                                                                             Single Glove (Grams)            Pair (Grams)
Warrior Bully                                                                 269                                          538
Warrior Luxe                                                                 273                                          546
Easton RS                                                                    278                                          556
Easton EQ50                                                               281                                          562
Easton PH E-Pro                                                        285                                           570
CCM U+ CL                                                                 296                                           592
Bauer Vapor APX                                                        297                                           594
Bauer 4 Roll                                                                305                                           610
Warrior Franchise                                                      307                                           614
Bauer TotalOne                                                          319                                           638
Bauer Vapor APX Pro                                                326                                           652
Eagle PPF                                                                   337                                           674
The results: A bit surprising to me that the lightest Bauer glove was the 7th lightest in the group, but again you have to take the weight and the protection into consideration.
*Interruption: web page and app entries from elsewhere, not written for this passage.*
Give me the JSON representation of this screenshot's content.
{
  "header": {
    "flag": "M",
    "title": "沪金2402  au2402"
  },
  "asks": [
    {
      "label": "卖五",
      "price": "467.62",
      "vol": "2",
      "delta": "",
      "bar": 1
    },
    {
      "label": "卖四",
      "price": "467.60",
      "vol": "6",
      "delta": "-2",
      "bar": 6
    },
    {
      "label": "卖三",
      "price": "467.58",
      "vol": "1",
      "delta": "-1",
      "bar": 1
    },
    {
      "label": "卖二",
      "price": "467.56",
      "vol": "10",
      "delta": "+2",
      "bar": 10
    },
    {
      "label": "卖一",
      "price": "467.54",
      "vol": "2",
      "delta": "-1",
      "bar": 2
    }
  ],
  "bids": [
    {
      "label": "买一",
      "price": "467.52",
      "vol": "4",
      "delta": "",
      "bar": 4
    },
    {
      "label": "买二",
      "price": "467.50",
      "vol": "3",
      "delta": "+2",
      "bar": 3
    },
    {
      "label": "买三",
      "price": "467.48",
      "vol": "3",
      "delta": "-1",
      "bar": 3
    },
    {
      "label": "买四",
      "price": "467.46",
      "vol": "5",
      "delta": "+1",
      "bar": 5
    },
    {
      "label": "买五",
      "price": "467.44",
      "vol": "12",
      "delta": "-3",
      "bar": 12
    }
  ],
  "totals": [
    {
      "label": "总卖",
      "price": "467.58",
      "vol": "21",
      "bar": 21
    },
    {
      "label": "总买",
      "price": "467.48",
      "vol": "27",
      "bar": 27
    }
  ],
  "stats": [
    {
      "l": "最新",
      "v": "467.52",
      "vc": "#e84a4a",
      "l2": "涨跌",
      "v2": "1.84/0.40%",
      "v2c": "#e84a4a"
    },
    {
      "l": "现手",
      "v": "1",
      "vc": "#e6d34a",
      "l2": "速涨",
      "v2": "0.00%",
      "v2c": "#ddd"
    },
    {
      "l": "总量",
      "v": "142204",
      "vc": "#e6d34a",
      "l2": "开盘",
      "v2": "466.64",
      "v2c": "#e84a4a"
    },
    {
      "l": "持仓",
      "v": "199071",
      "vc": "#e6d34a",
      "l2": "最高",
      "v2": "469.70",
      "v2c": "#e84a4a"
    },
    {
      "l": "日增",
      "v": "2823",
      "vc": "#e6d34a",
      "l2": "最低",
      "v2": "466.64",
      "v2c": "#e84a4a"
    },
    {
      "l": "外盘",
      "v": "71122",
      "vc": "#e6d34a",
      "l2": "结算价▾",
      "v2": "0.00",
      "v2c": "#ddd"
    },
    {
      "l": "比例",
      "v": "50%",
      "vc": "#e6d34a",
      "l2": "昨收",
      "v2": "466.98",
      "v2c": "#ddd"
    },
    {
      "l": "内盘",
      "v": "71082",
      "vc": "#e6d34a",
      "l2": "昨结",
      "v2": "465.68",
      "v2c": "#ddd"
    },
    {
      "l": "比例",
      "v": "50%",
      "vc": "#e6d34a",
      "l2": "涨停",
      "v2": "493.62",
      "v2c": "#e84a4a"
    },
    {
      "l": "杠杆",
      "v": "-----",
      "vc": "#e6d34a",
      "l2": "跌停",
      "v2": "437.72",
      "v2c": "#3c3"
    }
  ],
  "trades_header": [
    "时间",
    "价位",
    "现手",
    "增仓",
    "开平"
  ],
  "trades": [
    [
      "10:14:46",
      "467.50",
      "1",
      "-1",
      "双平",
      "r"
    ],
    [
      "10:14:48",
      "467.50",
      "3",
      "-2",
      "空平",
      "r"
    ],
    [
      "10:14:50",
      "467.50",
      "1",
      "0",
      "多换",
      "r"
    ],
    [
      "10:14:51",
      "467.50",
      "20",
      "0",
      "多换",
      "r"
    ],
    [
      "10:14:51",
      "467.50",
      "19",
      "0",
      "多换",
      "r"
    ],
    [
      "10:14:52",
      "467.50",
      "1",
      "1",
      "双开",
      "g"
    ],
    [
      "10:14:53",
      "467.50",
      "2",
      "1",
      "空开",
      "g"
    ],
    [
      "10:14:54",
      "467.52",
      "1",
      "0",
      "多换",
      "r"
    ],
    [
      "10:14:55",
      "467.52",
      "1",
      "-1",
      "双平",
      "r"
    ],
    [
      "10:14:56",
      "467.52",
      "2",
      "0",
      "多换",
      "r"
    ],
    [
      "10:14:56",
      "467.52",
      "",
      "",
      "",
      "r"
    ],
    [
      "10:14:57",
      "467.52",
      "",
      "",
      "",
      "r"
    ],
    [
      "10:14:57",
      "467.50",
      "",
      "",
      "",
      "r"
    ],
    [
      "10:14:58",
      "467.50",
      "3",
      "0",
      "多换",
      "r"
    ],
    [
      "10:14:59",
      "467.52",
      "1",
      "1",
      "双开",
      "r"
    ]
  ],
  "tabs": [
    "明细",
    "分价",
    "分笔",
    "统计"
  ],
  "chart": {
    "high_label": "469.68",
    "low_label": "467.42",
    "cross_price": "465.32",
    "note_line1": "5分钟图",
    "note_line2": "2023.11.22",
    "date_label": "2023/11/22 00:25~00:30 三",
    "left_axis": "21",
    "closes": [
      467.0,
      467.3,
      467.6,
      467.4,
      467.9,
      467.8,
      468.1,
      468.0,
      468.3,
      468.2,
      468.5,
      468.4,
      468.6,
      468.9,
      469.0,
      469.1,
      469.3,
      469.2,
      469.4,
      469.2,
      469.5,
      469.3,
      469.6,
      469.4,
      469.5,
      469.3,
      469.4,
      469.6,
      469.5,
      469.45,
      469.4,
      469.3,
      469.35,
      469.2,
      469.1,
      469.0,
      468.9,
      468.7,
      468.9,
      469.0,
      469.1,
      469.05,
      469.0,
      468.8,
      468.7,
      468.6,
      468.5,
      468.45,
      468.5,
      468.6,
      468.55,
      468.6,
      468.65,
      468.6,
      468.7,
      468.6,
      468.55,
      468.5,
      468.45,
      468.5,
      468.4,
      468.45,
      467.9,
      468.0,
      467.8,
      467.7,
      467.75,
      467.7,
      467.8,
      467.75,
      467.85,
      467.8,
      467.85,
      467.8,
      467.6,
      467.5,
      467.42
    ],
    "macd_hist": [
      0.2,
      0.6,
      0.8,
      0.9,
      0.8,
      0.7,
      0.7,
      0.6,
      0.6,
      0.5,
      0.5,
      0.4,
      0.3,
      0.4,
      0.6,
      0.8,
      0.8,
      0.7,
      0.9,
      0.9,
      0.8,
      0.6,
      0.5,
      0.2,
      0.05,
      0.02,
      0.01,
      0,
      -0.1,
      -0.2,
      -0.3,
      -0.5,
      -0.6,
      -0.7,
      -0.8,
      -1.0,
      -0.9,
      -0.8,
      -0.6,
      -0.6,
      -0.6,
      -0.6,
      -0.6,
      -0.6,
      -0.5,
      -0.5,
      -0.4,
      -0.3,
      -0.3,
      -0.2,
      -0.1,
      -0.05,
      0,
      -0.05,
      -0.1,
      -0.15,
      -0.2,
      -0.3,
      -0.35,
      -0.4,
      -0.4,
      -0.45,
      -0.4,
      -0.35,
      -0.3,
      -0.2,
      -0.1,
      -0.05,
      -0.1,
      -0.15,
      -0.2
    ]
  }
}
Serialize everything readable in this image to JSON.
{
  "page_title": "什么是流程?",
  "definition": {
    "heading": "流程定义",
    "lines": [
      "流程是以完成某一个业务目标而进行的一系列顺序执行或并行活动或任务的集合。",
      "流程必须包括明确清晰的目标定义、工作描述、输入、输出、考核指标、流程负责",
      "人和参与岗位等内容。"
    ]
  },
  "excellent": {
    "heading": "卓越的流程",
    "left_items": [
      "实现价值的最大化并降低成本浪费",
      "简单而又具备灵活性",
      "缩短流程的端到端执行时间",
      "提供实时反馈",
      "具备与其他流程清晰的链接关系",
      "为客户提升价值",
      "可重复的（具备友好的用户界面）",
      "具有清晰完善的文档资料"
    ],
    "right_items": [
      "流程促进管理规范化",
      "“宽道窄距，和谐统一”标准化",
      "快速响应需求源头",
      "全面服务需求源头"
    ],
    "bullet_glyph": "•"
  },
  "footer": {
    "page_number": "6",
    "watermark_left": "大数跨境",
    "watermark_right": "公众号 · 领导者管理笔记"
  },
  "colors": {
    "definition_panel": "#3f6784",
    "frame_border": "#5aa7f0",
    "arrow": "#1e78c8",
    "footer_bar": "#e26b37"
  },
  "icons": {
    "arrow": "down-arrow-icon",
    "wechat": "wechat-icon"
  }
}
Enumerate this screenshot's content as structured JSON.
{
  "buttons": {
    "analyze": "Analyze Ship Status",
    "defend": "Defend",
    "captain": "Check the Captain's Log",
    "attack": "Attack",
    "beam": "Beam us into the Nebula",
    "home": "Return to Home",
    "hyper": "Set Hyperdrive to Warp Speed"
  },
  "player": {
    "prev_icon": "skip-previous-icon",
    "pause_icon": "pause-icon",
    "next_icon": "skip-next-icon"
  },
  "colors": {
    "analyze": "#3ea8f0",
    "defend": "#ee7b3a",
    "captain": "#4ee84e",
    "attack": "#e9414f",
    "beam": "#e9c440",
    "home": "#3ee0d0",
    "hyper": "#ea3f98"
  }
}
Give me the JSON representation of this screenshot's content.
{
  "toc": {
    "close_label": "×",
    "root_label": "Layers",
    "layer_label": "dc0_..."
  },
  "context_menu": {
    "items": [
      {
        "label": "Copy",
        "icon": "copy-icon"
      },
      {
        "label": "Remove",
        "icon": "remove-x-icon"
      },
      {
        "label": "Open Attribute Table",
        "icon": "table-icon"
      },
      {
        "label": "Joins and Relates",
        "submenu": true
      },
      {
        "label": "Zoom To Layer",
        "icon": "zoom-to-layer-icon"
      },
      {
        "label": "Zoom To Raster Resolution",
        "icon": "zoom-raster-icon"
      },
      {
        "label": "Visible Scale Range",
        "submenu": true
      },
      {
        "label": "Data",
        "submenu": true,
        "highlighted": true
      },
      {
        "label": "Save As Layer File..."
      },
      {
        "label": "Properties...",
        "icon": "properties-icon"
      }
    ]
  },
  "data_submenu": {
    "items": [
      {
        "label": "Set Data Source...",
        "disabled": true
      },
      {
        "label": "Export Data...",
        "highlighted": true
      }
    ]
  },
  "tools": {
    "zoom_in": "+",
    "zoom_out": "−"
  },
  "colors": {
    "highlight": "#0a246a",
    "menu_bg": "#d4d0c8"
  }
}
In many cases, a glove with more padding and more protection is going to be slightly heavier. Not every player wants or needs that much protection so sometimes the sacrifice is worth it.
Good Showing for Warrior, too, finishing with the top 2 lightest gloves, and also for Easton with the next 3 lightest.  All Gloves weighed were 14” inch retail models.
Let us know what you think @PureHockey and on Facebook.

 


Hockey Skate Weigh-In

 

Kyle Stevenson, Pure Hockey Marketing

So a couple of weeks back, we posted a list of some stick weights on high-end composite sticks and we got a really great response, so we are going to continue this over the next few weeks in some different product categories. Today we start with skates in the price range of $599.99 and up (other price ranges will follow).

NOTE: this is not necessarily a list of THE top lightest skates available; not every model is listed, but we feel this is a good representation of what is present on the market. Secondly, weight should not be your only criteria for purchasing a pair of skates! It is definitely a factor in a multi-step process of determining what is best for you. But it’s not the only thing you should be thinking about!

Weights were measured of a single skate, size 7.5D. So, what you see listed below is the skate model, the weight of a single skate in grams and then that weight doubled to represent the pair.

Model
1) Bauer TotalOne NXG                         —-680g   ——1360g   ———- $799.99
2) Bauer Vapor APX                                —-718g   ——1436g   ———- $799.99
3) Bauer Supreme One.9                      —-746g   ——1492g   ———- $599.99
4) Bauer Vapor X7.0                               —-805g   ——1610g   ———- $599.99
5) CCM U+ CL                                         —-830g   ——1660g   ———- $599.99
6) Reebok 20K                                        —-833g   ——1666g   ———- $799.99
7) Reebok 18K                                        —-834g   ——1668g   ———- $599.99
8) Easton RS                                           —-843g   ——1686g   ———- $599.99
9) Bauer Nexus 800                               —-890g   ——1780g   ———- $599.99
So there you have it! The Bauer TotalOne NXG’s  top the list and the Supreme and Vapor lines follow close behind. Bauer has the top 4 slots! Let us know what you think and what else you would like to see compared in the comments section below, on the our Facebook page and also at our Twitter page.